“These drawings are just the best way to represent resonance structures on paper, but it’s actually much more complicated. Technically, a molecule with resonance is every one of its structures at every point in time, yet no single one of its structures at any point in time…it’s all the structures all the time, never just one of them.”     

— Nabeel Qureshi, “Seeking Allah, Finding Jesus”

Before that moment the very idea of a Trinitarian God—three persons simultaneously existing as one God—was a “ridiculous doctrine that merited divine retribution,” Qureshi told himself.  But now, having realized that such a things exists in nature—in the very building blocks of creation—suddenly made the whole notion of a triune God became a possibility, though the journey to a full embrace of the doctrine was still a long journey away.

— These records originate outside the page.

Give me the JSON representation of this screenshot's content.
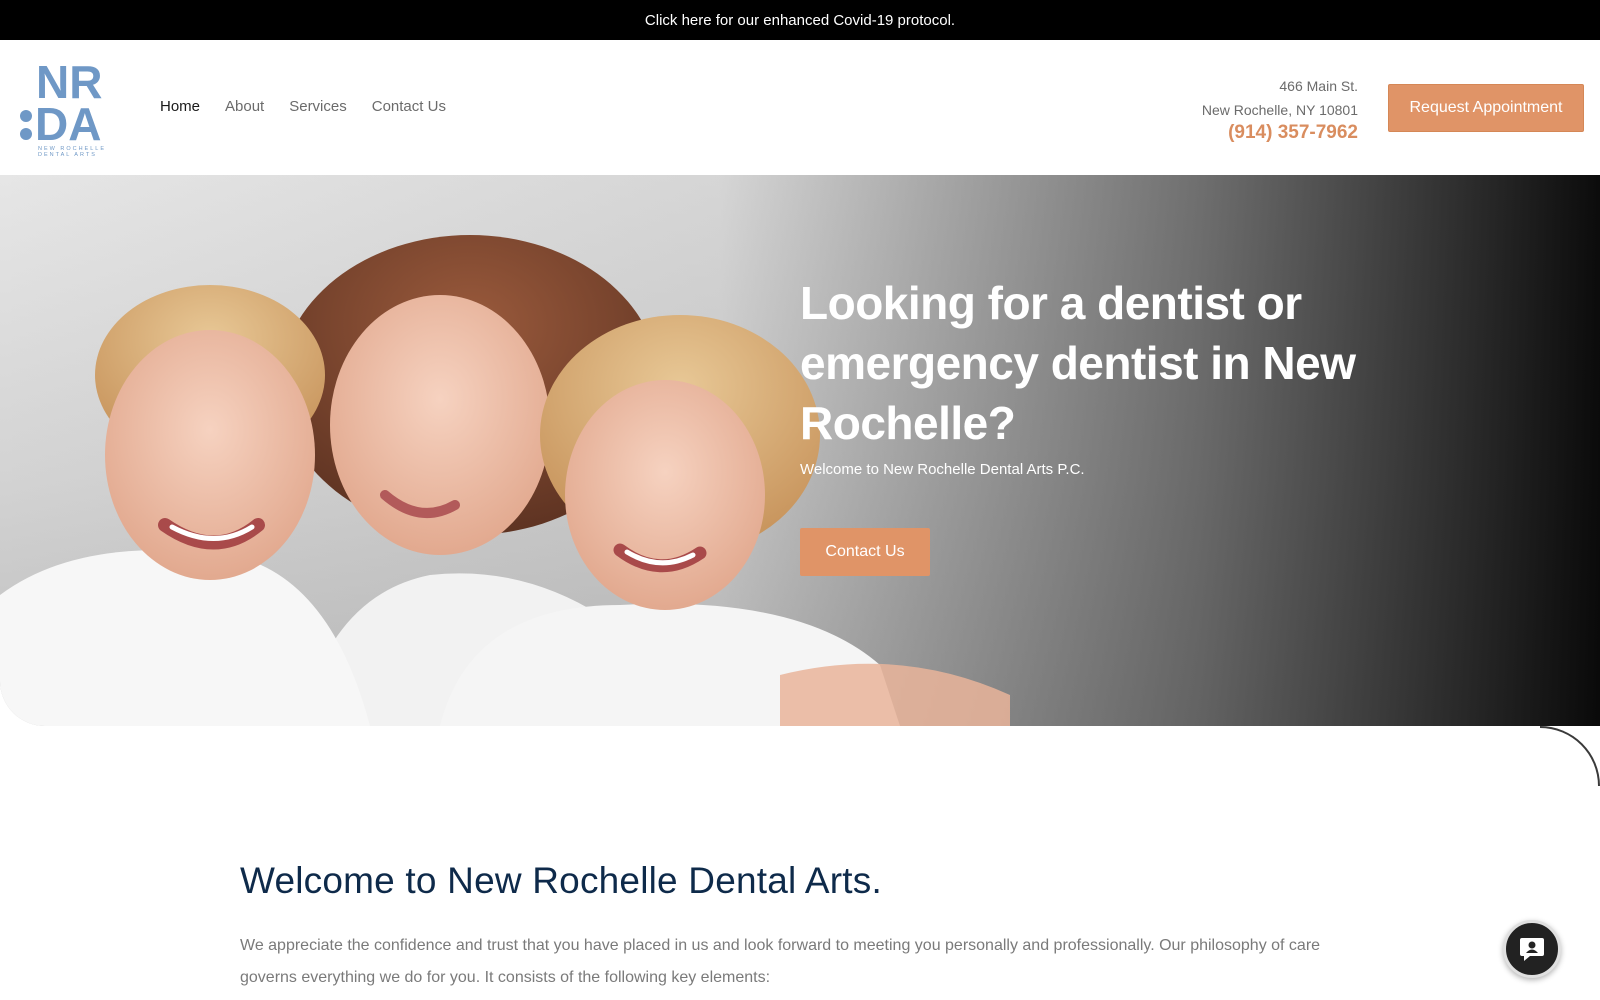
{
  "announcement": {
    "text": "Click here for our enhanced Covid-19 protocol."
  },
  "logo": {
    "top_letters": "NR",
    "bottom_letters": "DA",
    "tagline_line1": "NEW ROCHELLE",
    "tagline_line2": "DENTAL ARTS",
    "color": "#6f98c6"
  },
  "nav": {
    "items": [
      {
        "label": "Home",
        "active": true
      },
      {
        "label": "About",
        "active": false
      },
      {
        "label": "Services",
        "active": false
      },
      {
        "label": "Contact Us",
        "active": false
      }
    ]
  },
  "contact": {
    "street": "466 Main St.",
    "city": "New Rochelle, NY 10801",
    "phone": "(914) 357-7962"
  },
  "header": {
    "request_button": "Request Appointment"
  },
  "hero": {
    "title": "Looking for a dentist or emergency dentist in New Rochelle?",
    "subtitle": "Welcome to New Rochelle Dental Arts P.C.",
    "button": "Contact Us"
  },
  "welcome": {
    "title": "Welcome to New Rochelle Dental Arts.",
    "text": "We appreciate the confidence and trust that you have placed in us and look forward to meeting you personally and professionally. Our philosophy of care governs everything we do for you. It consists of the following key elements:"
  },
  "colors": {
    "accent": "#e09467",
    "navy": "#0e2a4a",
    "logo_blue": "#6f98c6"
  },
  "icons": {
    "chat": "chat-user-icon"
  }
}
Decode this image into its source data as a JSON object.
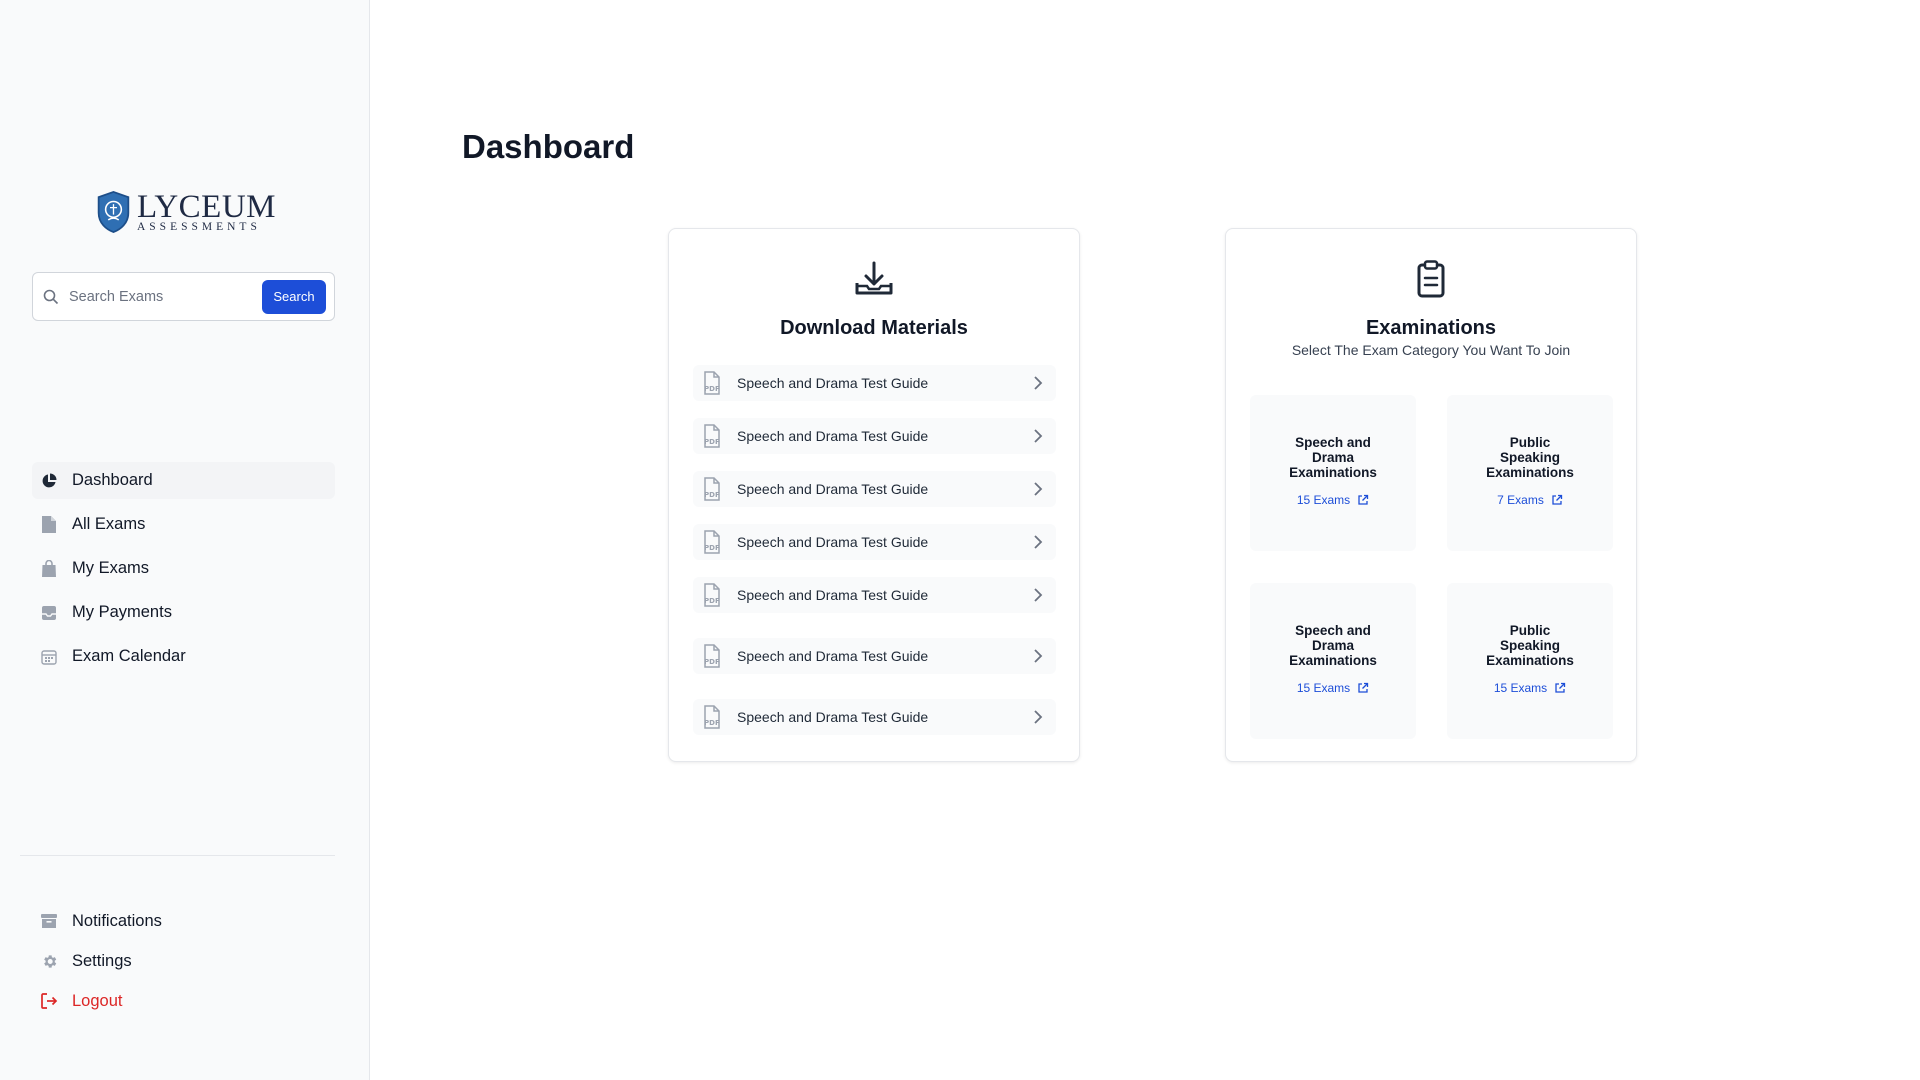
{
  "brand": {
    "name": "LYCEUM",
    "subtitle": "ASSESSMENTS"
  },
  "search": {
    "placeholder": "Search Exams",
    "button_label": "Search"
  },
  "nav": {
    "items": [
      {
        "label": "Dashboard",
        "icon": "pie-chart-icon",
        "active": true
      },
      {
        "label": "All Exams",
        "icon": "document-icon"
      },
      {
        "label": "My Exams",
        "icon": "shopping-bag-icon"
      },
      {
        "label": "My Payments",
        "icon": "inbox-icon"
      },
      {
        "label": "Exam Calendar",
        "icon": "calendar-icon"
      }
    ],
    "bottom": [
      {
        "label": "Notifications",
        "icon": "archive-box-icon"
      },
      {
        "label": "Settings",
        "icon": "gear-icon"
      },
      {
        "label": "Logout",
        "icon": "logout-icon",
        "color": "#dc2626"
      }
    ]
  },
  "page": {
    "title": "Dashboard"
  },
  "download": {
    "title": "Download Materials",
    "icon": "download-tray-icon",
    "items": [
      "Speech and Drama Test Guide",
      "Speech and Drama Test Guide",
      "Speech and Drama Test Guide",
      "Speech and Drama Test Guide",
      "Speech and Drama Test Guide",
      "Speech and Drama Test Guide",
      "Speech and Drama Test Guide"
    ]
  },
  "exams": {
    "title": "Examinations",
    "icon": "clipboard-icon",
    "subtitle": "Select The Exam Category You Want To Join",
    "categories": [
      {
        "line1": "Speech and",
        "line2": "Drama",
        "line3": "Examinations",
        "link": "15 Exams"
      },
      {
        "line1": "Public",
        "line2": "Speaking",
        "line3": "Examinations",
        "link": "7 Exams"
      },
      {
        "line1": "Speech and",
        "line2": "Drama",
        "line3": "Examinations",
        "link": "15 Exams"
      },
      {
        "line1": "Public",
        "line2": "Speaking",
        "line3": "Examinations",
        "link": "15 Exams"
      }
    ]
  },
  "colors": {
    "accent": "#1d4ed8",
    "danger": "#dc2626",
    "sidebar_bg": "#f9fafb"
  }
}
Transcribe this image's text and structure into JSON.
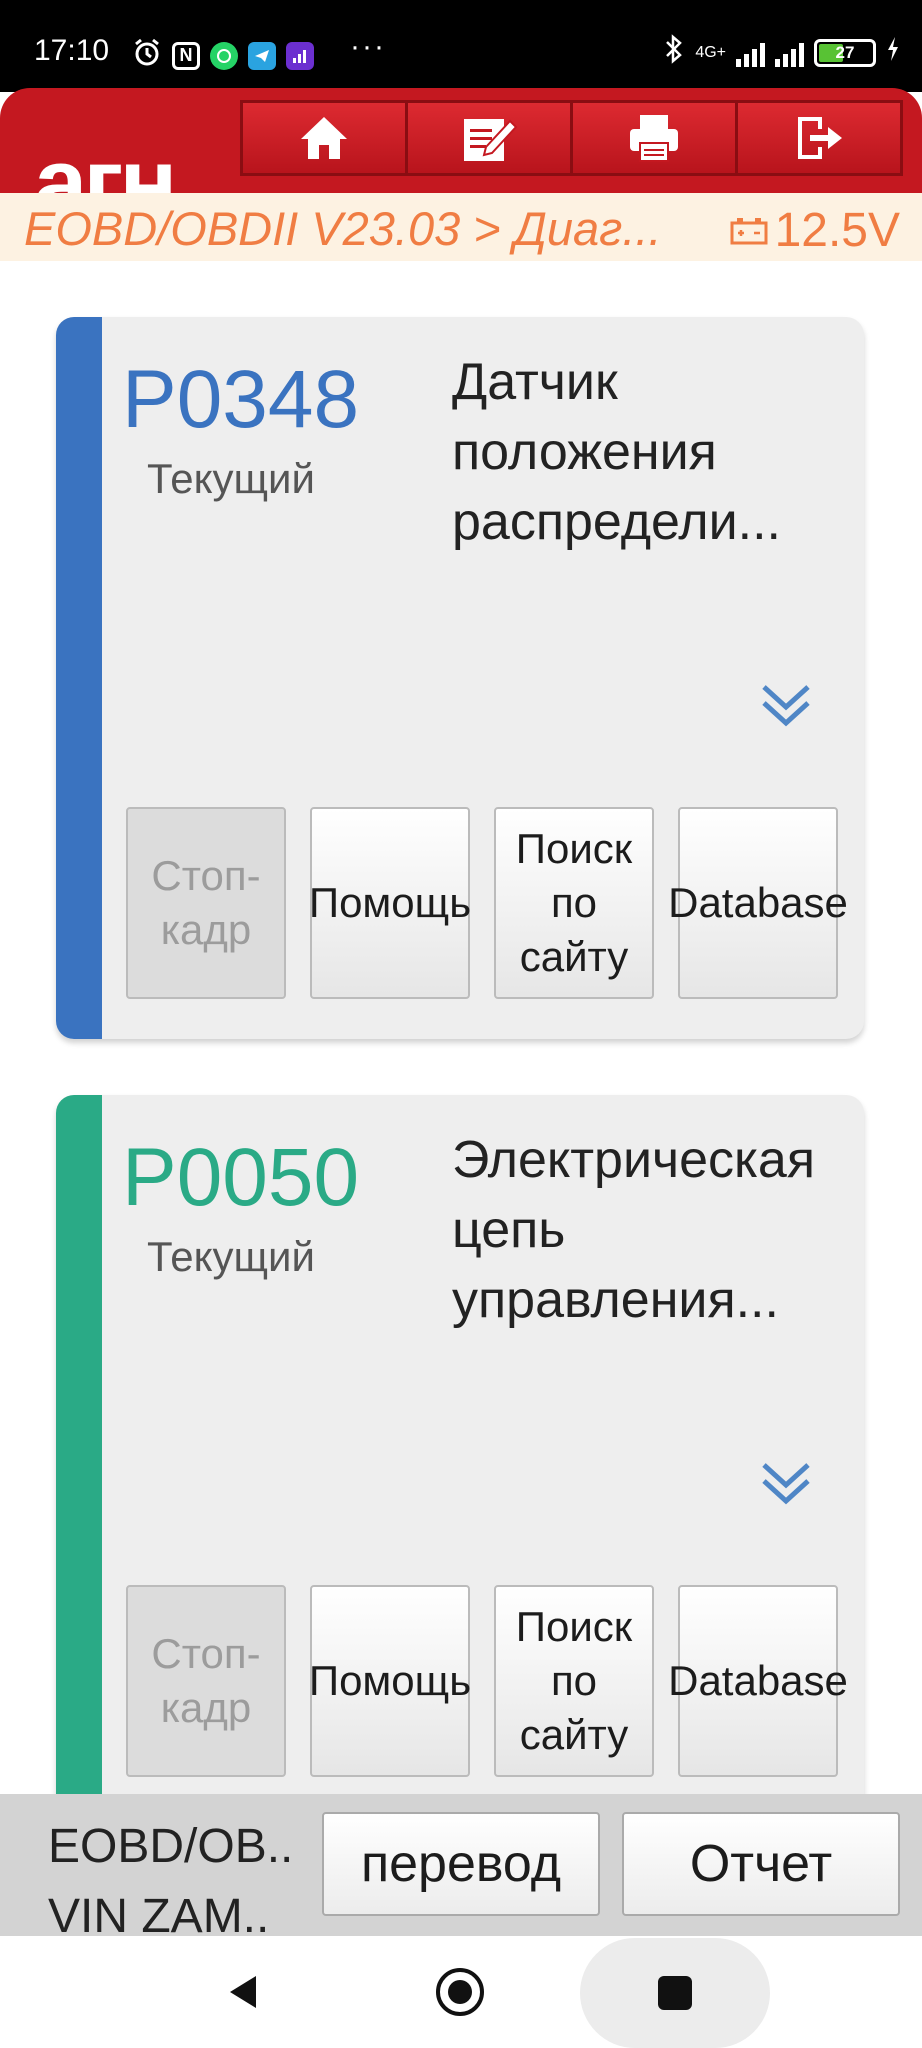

It should be no surprise that the image of a Triune God is difficult to understand. When we live as though God sits far away on a heavenly throne, disconnected from our daily lives, all that can be seen from such a distance is a vague silhouette of oneness. But when God is Emmanuel—with us, connected, personal, unafraid to get his hands a feet dirty by walking with us in the scruffiness of our lives—we can begin to see more of God’s true identity as:

  • Father…and also Shepherd (Ps 23:1) and Daddy (Mk 14:36; Rom 8:15; Gal 4:6);
  • Son…and also Brother (Mt 12:48-50; Rom 8:29) and Friend (Jn 15:15; Mat 26:17-30);
  • Spirit…and also Bringer of New Life (Jn 3:8, Ez 37:1-14), Companion and Guide (Jn 16:13), Power-giver (Acts 1:4), and Fruit-bearer (Gal 5:16-26)

Father, Son, and Spirit.

Almighty, Triune God.



→ If I must err, let it be in the direction of love…